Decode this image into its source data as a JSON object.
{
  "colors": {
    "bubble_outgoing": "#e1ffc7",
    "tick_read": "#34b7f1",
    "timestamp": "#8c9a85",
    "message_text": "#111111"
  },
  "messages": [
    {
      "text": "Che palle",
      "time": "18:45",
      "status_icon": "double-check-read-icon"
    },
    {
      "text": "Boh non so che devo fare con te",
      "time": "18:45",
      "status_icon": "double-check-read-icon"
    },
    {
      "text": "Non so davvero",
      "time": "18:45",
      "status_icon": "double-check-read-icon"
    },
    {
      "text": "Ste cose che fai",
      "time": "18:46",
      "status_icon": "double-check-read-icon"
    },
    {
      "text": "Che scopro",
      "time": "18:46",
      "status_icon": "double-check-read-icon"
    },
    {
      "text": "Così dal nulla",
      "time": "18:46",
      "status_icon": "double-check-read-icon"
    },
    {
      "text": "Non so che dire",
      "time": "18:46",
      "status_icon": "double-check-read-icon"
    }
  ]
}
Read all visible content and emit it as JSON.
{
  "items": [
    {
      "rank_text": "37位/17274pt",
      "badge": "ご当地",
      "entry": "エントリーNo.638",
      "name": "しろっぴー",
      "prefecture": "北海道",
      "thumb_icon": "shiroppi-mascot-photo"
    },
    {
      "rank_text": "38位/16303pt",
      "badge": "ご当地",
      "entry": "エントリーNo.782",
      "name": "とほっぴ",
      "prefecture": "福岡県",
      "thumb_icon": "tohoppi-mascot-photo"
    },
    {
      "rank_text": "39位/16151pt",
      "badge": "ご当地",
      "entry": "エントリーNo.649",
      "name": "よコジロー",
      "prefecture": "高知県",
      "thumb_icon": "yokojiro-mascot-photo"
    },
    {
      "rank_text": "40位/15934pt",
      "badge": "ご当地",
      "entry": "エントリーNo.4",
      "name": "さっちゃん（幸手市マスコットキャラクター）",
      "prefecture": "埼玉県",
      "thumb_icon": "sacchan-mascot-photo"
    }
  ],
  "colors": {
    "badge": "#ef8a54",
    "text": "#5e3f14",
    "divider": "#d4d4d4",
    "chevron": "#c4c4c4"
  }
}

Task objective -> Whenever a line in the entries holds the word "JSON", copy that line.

Output ->
Decode this image into its source data as a JSON object.
Read all visible content and emit it as JSON.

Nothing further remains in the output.